- [TASK PROMPT] Each entry has to be copied exactly, with nothing missed.

- [DATA TO EXAMINE]
##############################

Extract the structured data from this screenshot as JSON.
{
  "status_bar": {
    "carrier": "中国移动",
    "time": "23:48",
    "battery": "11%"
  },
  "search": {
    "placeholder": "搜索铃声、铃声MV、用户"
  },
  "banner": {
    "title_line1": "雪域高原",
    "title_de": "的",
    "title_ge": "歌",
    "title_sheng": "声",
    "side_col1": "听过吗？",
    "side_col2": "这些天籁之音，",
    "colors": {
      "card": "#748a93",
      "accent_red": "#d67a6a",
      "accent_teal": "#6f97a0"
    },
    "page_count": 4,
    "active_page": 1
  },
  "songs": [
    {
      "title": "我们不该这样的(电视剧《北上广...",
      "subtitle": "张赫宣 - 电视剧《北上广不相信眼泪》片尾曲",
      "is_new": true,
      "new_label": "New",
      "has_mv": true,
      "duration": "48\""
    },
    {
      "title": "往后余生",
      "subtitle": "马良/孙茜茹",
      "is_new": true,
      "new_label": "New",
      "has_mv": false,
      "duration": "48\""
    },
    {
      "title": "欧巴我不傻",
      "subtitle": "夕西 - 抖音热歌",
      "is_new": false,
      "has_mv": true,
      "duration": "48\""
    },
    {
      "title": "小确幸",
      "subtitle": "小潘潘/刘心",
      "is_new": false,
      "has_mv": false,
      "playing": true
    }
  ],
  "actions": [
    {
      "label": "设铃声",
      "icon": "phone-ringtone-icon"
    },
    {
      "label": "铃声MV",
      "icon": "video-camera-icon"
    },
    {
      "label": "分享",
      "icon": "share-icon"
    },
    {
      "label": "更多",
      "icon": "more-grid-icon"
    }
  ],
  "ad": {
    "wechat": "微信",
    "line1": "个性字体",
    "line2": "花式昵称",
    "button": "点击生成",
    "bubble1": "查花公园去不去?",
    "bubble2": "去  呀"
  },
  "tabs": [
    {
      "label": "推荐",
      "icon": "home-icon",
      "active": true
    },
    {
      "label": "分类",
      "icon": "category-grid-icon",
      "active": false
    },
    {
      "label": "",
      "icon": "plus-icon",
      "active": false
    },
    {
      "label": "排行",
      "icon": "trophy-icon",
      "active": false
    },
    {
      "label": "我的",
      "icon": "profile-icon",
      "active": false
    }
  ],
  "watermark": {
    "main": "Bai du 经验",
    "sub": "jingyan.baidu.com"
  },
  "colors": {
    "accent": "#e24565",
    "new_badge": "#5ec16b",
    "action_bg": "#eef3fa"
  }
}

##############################

- [SOLUTION FOR THIS EXERCISE]
Extract the structured data from this screenshot as JSON.
{
  "status_bar": {
    "carrier": "中国移动",
    "time": "23:48",
    "battery": "11%"
  },
  "search": {
    "placeholder": "搜索铃声、铃声MV、用户"
  },
  "banner": {
    "title_line1": "雪域高原",
    "title_de": "的",
    "title_ge": "歌",
    "title_sheng": "声",
    "side_col1": "听过吗？",
    "side_col2": "这些天籁之音，",
    "colors": {
      "card": "#748a93",
      "accent_red": "#d67a6a",
      "accent_teal": "#6f97a0"
    },
    "page_count": 4,
    "active_page": 1
  },
  "songs": [
    {
      "title": "我们不该这样的(电视剧《北上广...",
      "subtitle": "张赫宣 - 电视剧《北上广不相信眼泪》片尾曲",
      "is_new": true,
      "new_label": "New",
      "has_mv": true,
      "duration": "48\""
    },
    {
      "title": "往后余生",
      "subtitle": "马良/孙茜茹",
      "is_new": true,
      "new_label": "New",
      "has_mv": false,
      "duration": "48\""
    },
    {
      "title": "欧巴我不傻",
      "subtitle": "夕西 - 抖音热歌",
      "is_new": false,
      "has_mv": true,
      "duration": "48\""
    },
    {
      "title": "小确幸",
      "subtitle": "小潘潘/刘心",
      "is_new": false,
      "has_mv": false,
      "playing": true
    }
  ],
  "actions": [
    {
      "label": "设铃声",
      "icon": "phone-ringtone-icon"
    },
    {
      "label": "铃声MV",
      "icon": "video-camera-icon"
    },
    {
      "label": "分享",
      "icon": "share-icon"
    },
    {
      "label": "更多",
      "icon": "more-grid-icon"
    }
  ],
  "ad": {
    "wechat": "微信",
    "line1": "个性字体",
    "line2": "花式昵称",
    "button": "点击生成",
    "bubble1": "查花公园去不去?",
    "bubble2": "去  呀"
  },
  "tabs": [
    {
      "label": "推荐",
      "icon": "home-icon",
      "active": true
    },
    {
      "label": "分类",
      "icon": "category-grid-icon",
      "active": false
    },
    {
      "label": "",
      "icon": "plus-icon",
      "active": false
    },
    {
      "label": "排行",
      "icon": "trophy-icon",
      "active": false
    },
    {
      "label": "我的",
      "icon": "profile-icon",
      "active": false
    }
  ],
  "watermark": {
    "main": "Bai du 经验",
    "sub": "jingyan.baidu.com"
  },
  "colors": {
    "accent": "#e24565",
    "new_badge": "#5ec16b",
    "action_bg": "#eef3fa"
  }
}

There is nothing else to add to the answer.